*Work to complete:*
Which lines of the entries contain the string "Your"? Please find them and copy them.

*Material for this exercise:*

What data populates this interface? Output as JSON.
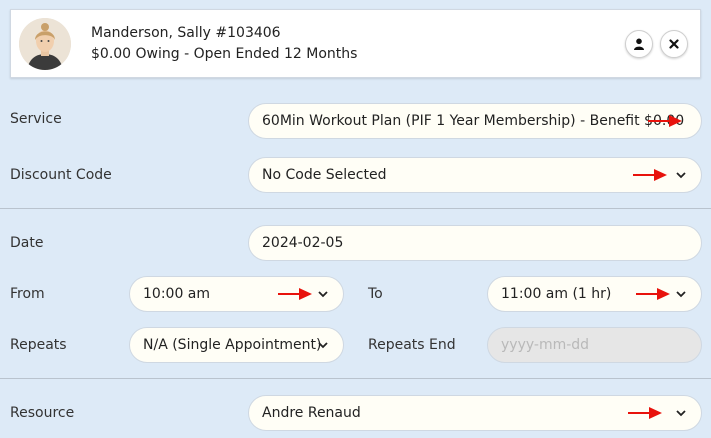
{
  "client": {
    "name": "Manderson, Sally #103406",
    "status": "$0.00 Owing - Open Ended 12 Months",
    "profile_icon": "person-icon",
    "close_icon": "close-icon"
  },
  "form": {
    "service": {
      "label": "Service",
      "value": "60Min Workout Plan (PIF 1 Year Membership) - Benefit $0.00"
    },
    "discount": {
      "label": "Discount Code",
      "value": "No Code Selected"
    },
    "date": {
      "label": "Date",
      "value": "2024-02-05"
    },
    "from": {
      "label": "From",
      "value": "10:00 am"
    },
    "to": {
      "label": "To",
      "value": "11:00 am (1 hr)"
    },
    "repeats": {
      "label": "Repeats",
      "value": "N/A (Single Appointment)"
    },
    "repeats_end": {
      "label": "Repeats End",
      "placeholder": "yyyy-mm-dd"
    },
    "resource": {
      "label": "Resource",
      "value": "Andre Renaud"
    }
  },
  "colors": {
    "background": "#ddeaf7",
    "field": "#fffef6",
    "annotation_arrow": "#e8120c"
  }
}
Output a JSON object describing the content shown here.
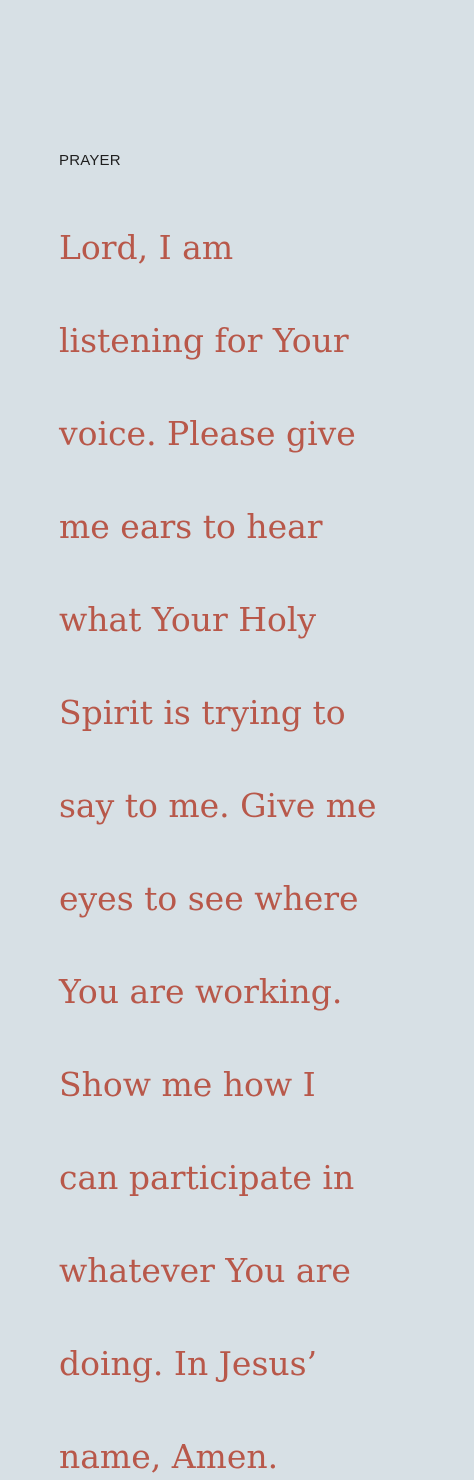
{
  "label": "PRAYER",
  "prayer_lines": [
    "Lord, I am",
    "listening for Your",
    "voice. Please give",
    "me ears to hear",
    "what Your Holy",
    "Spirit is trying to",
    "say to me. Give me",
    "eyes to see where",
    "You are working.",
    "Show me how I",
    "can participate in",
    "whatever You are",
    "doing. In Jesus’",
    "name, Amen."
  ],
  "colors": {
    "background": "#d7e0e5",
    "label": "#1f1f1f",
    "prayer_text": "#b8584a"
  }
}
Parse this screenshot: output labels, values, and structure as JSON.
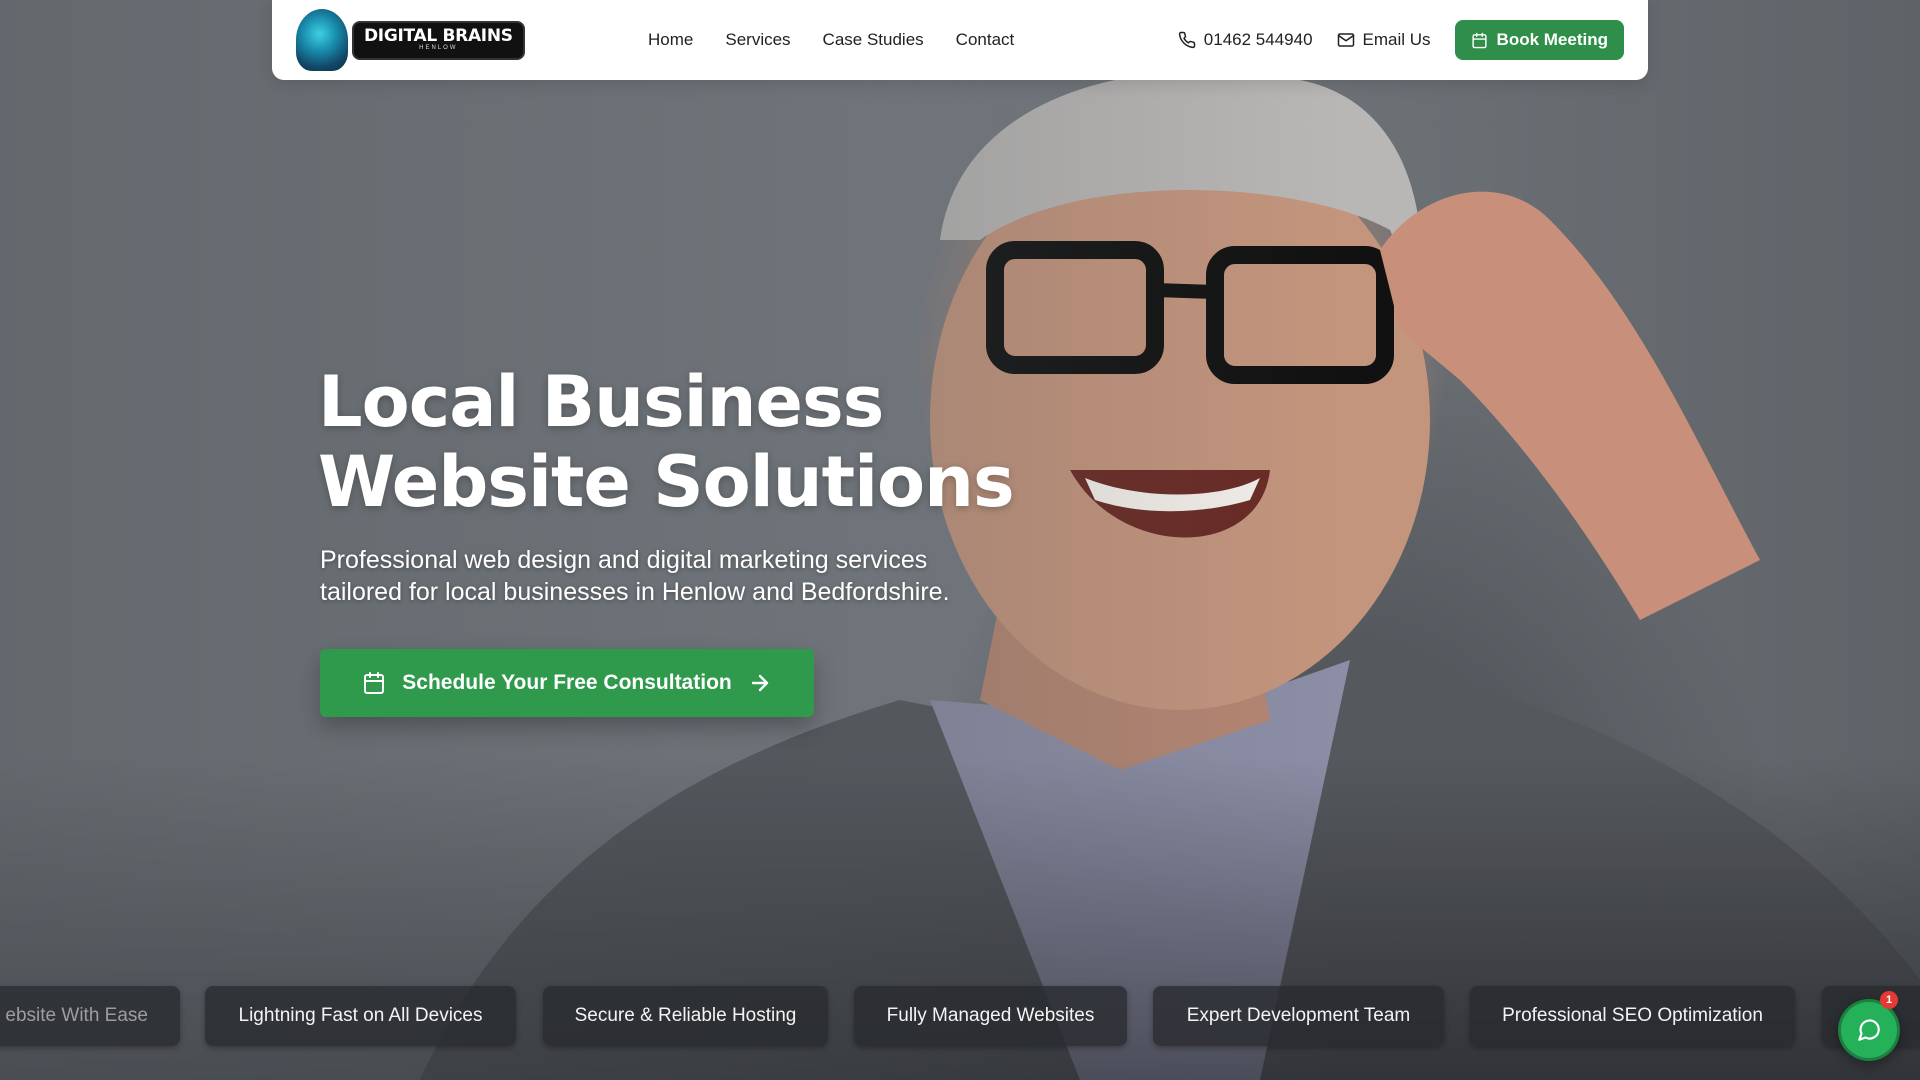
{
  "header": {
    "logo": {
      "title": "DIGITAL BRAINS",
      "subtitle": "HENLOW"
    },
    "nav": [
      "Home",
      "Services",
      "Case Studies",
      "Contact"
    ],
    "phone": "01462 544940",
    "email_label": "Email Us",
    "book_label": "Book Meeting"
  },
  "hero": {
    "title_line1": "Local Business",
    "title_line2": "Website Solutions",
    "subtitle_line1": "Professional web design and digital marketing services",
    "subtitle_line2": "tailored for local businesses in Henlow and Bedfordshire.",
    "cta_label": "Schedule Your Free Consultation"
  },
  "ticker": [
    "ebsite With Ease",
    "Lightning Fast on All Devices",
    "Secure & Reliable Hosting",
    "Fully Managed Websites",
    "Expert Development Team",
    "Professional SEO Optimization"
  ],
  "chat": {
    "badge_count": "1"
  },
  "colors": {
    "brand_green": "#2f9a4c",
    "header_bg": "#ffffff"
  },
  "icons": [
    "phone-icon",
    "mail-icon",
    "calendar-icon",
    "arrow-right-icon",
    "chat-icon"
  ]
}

*Task solution:*
    "listening for Your",
    "what Your Holy",
    "cta_label": "Schedule Your Free Consultation"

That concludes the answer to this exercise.